▶ **WORK REQUEST**: Return each entry word for word, without its pictures.

▶ **MATERIAL FOR THIS TASK**:
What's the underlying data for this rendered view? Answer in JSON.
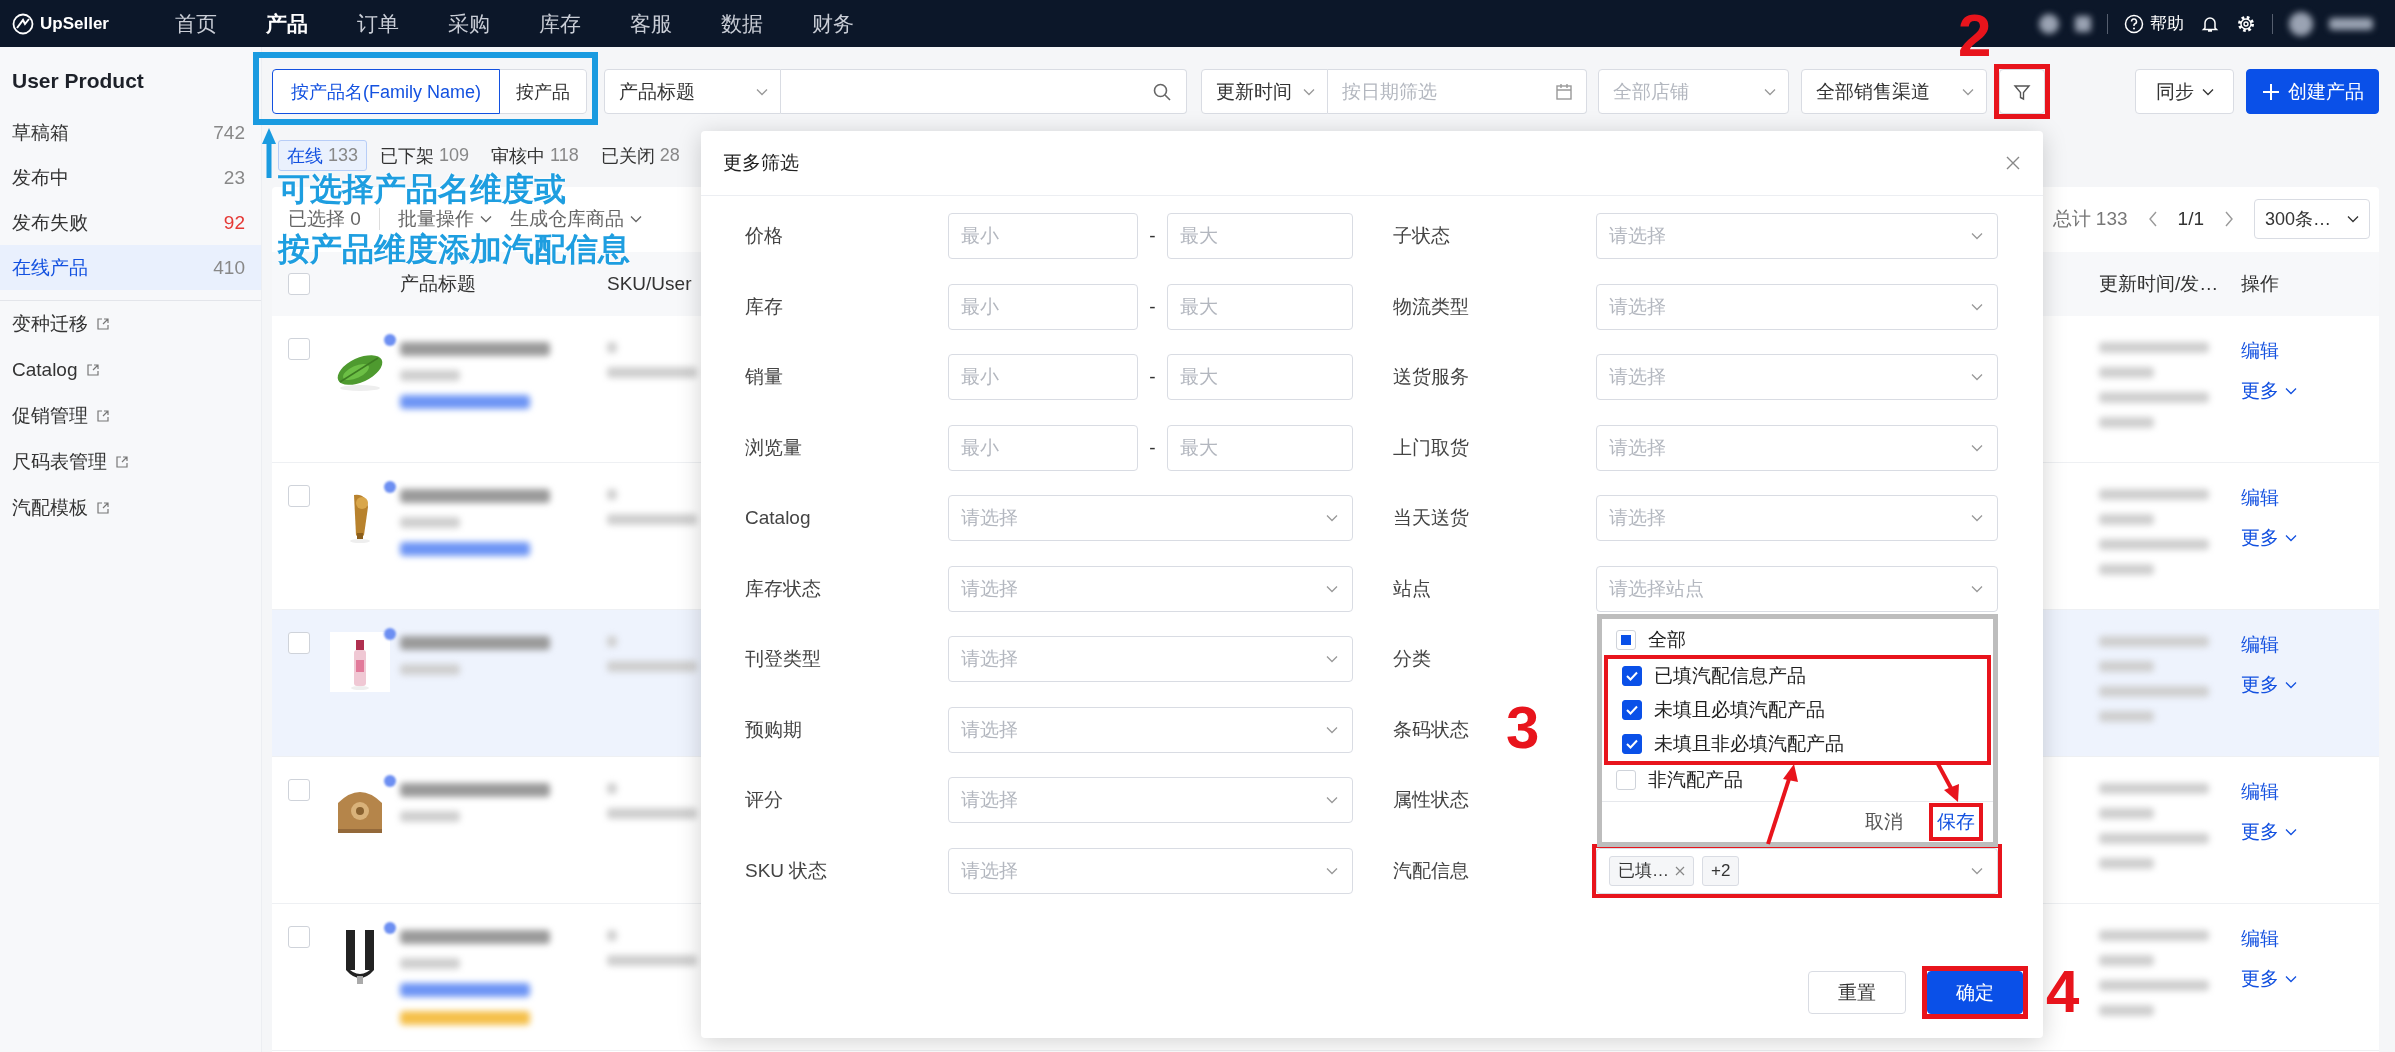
{
  "nav": {
    "logo": "UpSeller",
    "items": [
      {
        "label": "首页",
        "selected": false
      },
      {
        "label": "产品",
        "selected": true
      },
      {
        "label": "订单",
        "selected": false
      },
      {
        "label": "采购",
        "selected": false
      },
      {
        "label": "库存",
        "selected": false
      },
      {
        "label": "客服",
        "selected": false
      },
      {
        "label": "数据",
        "selected": false
      },
      {
        "label": "财务",
        "selected": false
      }
    ],
    "help": "帮助"
  },
  "sidebar": {
    "title": "User Product",
    "items": [
      {
        "label": "草稿箱",
        "count": "742",
        "alert": false,
        "selected": false
      },
      {
        "label": "发布中",
        "count": "23",
        "alert": false,
        "selected": false
      },
      {
        "label": "发布失败",
        "count": "92",
        "alert": true,
        "selected": false
      },
      {
        "label": "在线产品",
        "count": "410",
        "alert": false,
        "selected": true
      }
    ],
    "links": [
      "变种迁移",
      "Catalog",
      "促销管理",
      "尺码表管理",
      "汽配模板"
    ]
  },
  "toolbar": {
    "view_toggle": [
      {
        "label": "按产品名(Family Name)",
        "selected": true
      },
      {
        "label": "按产品",
        "selected": false
      }
    ],
    "search_scope": "产品标题",
    "time_field": "更新时间",
    "date_placeholder": "按日期筛选",
    "shop_placeholder": "全部店铺",
    "channel": "全部销售渠道",
    "sync": "同步",
    "create": "创建产品"
  },
  "status_tabs": [
    {
      "label": "在线",
      "count": "133",
      "selected": true
    },
    {
      "label": "已下架",
      "count": "109",
      "selected": false
    },
    {
      "label": "审核中",
      "count": "118",
      "selected": false
    },
    {
      "label": "已关闭",
      "count": "28",
      "selected": false
    }
  ],
  "bulk_bar": {
    "selected_text": "已选择 0",
    "bulk_action": "批量操作",
    "generate": "生成仓库商品",
    "total": "总计 133",
    "page": "1/1",
    "page_size": "300条…"
  },
  "table": {
    "header_checked": false,
    "columns": [
      "产品标题",
      "SKU/User"
    ],
    "right_columns": [
      "更新时间/发…",
      "操作"
    ],
    "rows": [
      {
        "checked": false,
        "hovered": false,
        "has_variants": true,
        "has_tag": false,
        "edit": "编辑",
        "more": "更多"
      },
      {
        "checked": false,
        "hovered": false,
        "has_variants": true,
        "has_tag": false,
        "edit": "编辑",
        "more": "更多"
      },
      {
        "checked": false,
        "hovered": true,
        "has_variants": false,
        "has_tag": false,
        "edit": "编辑",
        "more": "更多"
      },
      {
        "checked": false,
        "hovered": false,
        "has_variants": false,
        "has_tag": false,
        "edit": "编辑",
        "more": "更多"
      },
      {
        "checked": false,
        "hovered": false,
        "has_variants": true,
        "has_tag": true,
        "edit": "编辑",
        "more": "更多"
      }
    ]
  },
  "modal": {
    "title": "更多筛选",
    "left_fields": [
      {
        "label": "价格",
        "kind": "range",
        "min_placeholder": "最小",
        "separator": "-",
        "max_placeholder": "最大"
      },
      {
        "label": "库存",
        "kind": "range",
        "min_placeholder": "最小",
        "separator": "-",
        "max_placeholder": "最大"
      },
      {
        "label": "销量",
        "kind": "range",
        "min_placeholder": "最小",
        "separator": "-",
        "max_placeholder": "最大"
      },
      {
        "label": "浏览量",
        "kind": "range",
        "min_placeholder": "最小",
        "separator": "-",
        "max_placeholder": "最大"
      },
      {
        "label": "Catalog",
        "kind": "select",
        "placeholder": "请选择"
      },
      {
        "label": "库存状态",
        "kind": "select",
        "placeholder": "请选择"
      },
      {
        "label": "刊登类型",
        "kind": "select",
        "placeholder": "请选择"
      },
      {
        "label": "预购期",
        "kind": "select",
        "placeholder": "请选择"
      },
      {
        "label": "评分",
        "kind": "select",
        "placeholder": "请选择"
      },
      {
        "label": "SKU 状态",
        "kind": "select",
        "placeholder": "请选择"
      }
    ],
    "right_fields": [
      {
        "label": "子状态",
        "kind": "select",
        "placeholder": "请选择"
      },
      {
        "label": "物流类型",
        "kind": "select",
        "placeholder": "请选择"
      },
      {
        "label": "送货服务",
        "kind": "select",
        "placeholder": "请选择"
      },
      {
        "label": "上门取货",
        "kind": "select",
        "placeholder": "请选择"
      },
      {
        "label": "当天送货",
        "kind": "select",
        "placeholder": "请选择"
      },
      {
        "label": "站点",
        "kind": "select",
        "placeholder": "请选择站点"
      },
      {
        "label": "分类",
        "kind": "covered"
      },
      {
        "label": "条码状态",
        "kind": "covered"
      },
      {
        "label": "属性状态",
        "kind": "covered"
      },
      {
        "label": "汽配信息",
        "kind": "tags",
        "tags": [
          {
            "label": "已填…",
            "removable": true
          },
          {
            "label": "+2",
            "removable": false
          }
        ]
      }
    ],
    "popup": {
      "options": [
        {
          "label": "全部",
          "checked": false,
          "indeterminate": true
        },
        {
          "label": "已填汽配信息产品",
          "checked": true,
          "indeterminate": false
        },
        {
          "label": "未填且必填汽配产品",
          "checked": true,
          "indeterminate": false
        },
        {
          "label": "未填且非必填汽配产品",
          "checked": true,
          "indeterminate": false
        },
        {
          "label": "非汽配产品",
          "checked": false,
          "indeterminate": false
        }
      ],
      "cancel": "取消",
      "save": "保存"
    },
    "reset": "重置",
    "confirm": "确定"
  },
  "annotations": {
    "callout": [
      "可选择产品名维度或",
      "按产品维度添加汽配信息"
    ],
    "steps": [
      "2",
      "3",
      "4"
    ]
  }
}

▶ **TASK SOLUTION**:
What's the underlying data for this rendered view? Answer in JSON.
{
  "nav": {
    "logo": "UpSeller",
    "items": [
      {
        "label": "首页",
        "selected": false
      },
      {
        "label": "产品",
        "selected": true
      },
      {
        "label": "订单",
        "selected": false
      },
      {
        "label": "采购",
        "selected": false
      },
      {
        "label": "库存",
        "selected": false
      },
      {
        "label": "客服",
        "selected": false
      },
      {
        "label": "数据",
        "selected": false
      },
      {
        "label": "财务",
        "selected": false
      }
    ],
    "help": "帮助"
  },
  "sidebar": {
    "title": "User Product",
    "items": [
      {
        "label": "草稿箱",
        "count": "742",
        "alert": false,
        "selected": false
      },
      {
        "label": "发布中",
        "count": "23",
        "alert": false,
        "selected": false
      },
      {
        "label": "发布失败",
        "count": "92",
        "alert": true,
        "selected": false
      },
      {
        "label": "在线产品",
        "count": "410",
        "alert": false,
        "selected": true
      }
    ],
    "links": [
      "变种迁移",
      "Catalog",
      "促销管理",
      "尺码表管理",
      "汽配模板"
    ]
  },
  "toolbar": {
    "view_toggle": [
      {
        "label": "按产品名(Family Name)",
        "selected": true
      },
      {
        "label": "按产品",
        "selected": false
      }
    ],
    "search_scope": "产品标题",
    "time_field": "更新时间",
    "date_placeholder": "按日期筛选",
    "shop_placeholder": "全部店铺",
    "channel": "全部销售渠道",
    "sync": "同步",
    "create": "创建产品"
  },
  "status_tabs": [
    {
      "label": "在线",
      "count": "133",
      "selected": true
    },
    {
      "label": "已下架",
      "count": "109",
      "selected": false
    },
    {
      "label": "审核中",
      "count": "118",
      "selected": false
    },
    {
      "label": "已关闭",
      "count": "28",
      "selected": false
    }
  ],
  "bulk_bar": {
    "selected_text": "已选择 0",
    "bulk_action": "批量操作",
    "generate": "生成仓库商品",
    "total": "总计 133",
    "page": "1/1",
    "page_size": "300条…"
  },
  "table": {
    "header_checked": false,
    "columns": [
      "产品标题",
      "SKU/User"
    ],
    "right_columns": [
      "更新时间/发…",
      "操作"
    ],
    "rows": [
      {
        "checked": false,
        "hovered": false,
        "has_variants": true,
        "has_tag": false,
        "edit": "编辑",
        "more": "更多"
      },
      {
        "checked": false,
        "hovered": false,
        "has_variants": true,
        "has_tag": false,
        "edit": "编辑",
        "more": "更多"
      },
      {
        "checked": false,
        "hovered": true,
        "has_variants": false,
        "has_tag": false,
        "edit": "编辑",
        "more": "更多"
      },
      {
        "checked": false,
        "hovered": false,
        "has_variants": false,
        "has_tag": false,
        "edit": "编辑",
        "more": "更多"
      },
      {
        "checked": false,
        "hovered": false,
        "has_variants": true,
        "has_tag": true,
        "edit": "编辑",
        "more": "更多"
      }
    ]
  },
  "modal": {
    "title": "更多筛选",
    "left_fields": [
      {
        "label": "价格",
        "kind": "range",
        "min_placeholder": "最小",
        "separator": "-",
        "max_placeholder": "最大"
      },
      {
        "label": "库存",
        "kind": "range",
        "min_placeholder": "最小",
        "separator": "-",
        "max_placeholder": "最大"
      },
      {
        "label": "销量",
        "kind": "range",
        "min_placeholder": "最小",
        "separator": "-",
        "max_placeholder": "最大"
      },
      {
        "label": "浏览量",
        "kind": "range",
        "min_placeholder": "最小",
        "separator": "-",
        "max_placeholder": "最大"
      },
      {
        "label": "Catalog",
        "kind": "select",
        "placeholder": "请选择"
      },
      {
        "label": "库存状态",
        "kind": "select",
        "placeholder": "请选择"
      },
      {
        "label": "刊登类型",
        "kind": "select",
        "placeholder": "请选择"
      },
      {
        "label": "预购期",
        "kind": "select",
        "placeholder": "请选择"
      },
      {
        "label": "评分",
        "kind": "select",
        "placeholder": "请选择"
      },
      {
        "label": "SKU 状态",
        "kind": "select",
        "placeholder": "请选择"
      }
    ],
    "right_fields": [
      {
        "label": "子状态",
        "kind": "select",
        "placeholder": "请选择"
      },
      {
        "label": "物流类型",
        "kind": "select",
        "placeholder": "请选择"
      },
      {
        "label": "送货服务",
        "kind": "select",
        "placeholder": "请选择"
      },
      {
        "label": "上门取货",
        "kind": "select",
        "placeholder": "请选择"
      },
      {
        "label": "当天送货",
        "kind": "select",
        "placeholder": "请选择"
      },
      {
        "label": "站点",
        "kind": "select",
        "placeholder": "请选择站点"
      },
      {
        "label": "分类",
        "kind": "covered"
      },
      {
        "label": "条码状态",
        "kind": "covered"
      },
      {
        "label": "属性状态",
        "kind": "covered"
      },
      {
        "label": "汽配信息",
        "kind": "tags",
        "tags": [
          {
            "label": "已填…",
            "removable": true
          },
          {
            "label": "+2",
            "removable": false
          }
        ]
      }
    ],
    "popup": {
      "options": [
        {
          "label": "全部",
          "checked": false,
          "indeterminate": true
        },
        {
          "label": "已填汽配信息产品",
          "checked": true,
          "indeterminate": false
        },
        {
          "label": "未填且必填汽配产品",
          "checked": true,
          "indeterminate": false
        },
        {
          "label": "未填且非必填汽配产品",
          "checked": true,
          "indeterminate": false
        },
        {
          "label": "非汽配产品",
          "checked": false,
          "indeterminate": false
        }
      ],
      "cancel": "取消",
      "save": "保存"
    },
    "reset": "重置",
    "confirm": "确定"
  },
  "annotations": {
    "callout": [
      "可选择产品名维度或",
      "按产品维度添加汽配信息"
    ],
    "steps": [
      "2",
      "3",
      "4"
    ]
  }
}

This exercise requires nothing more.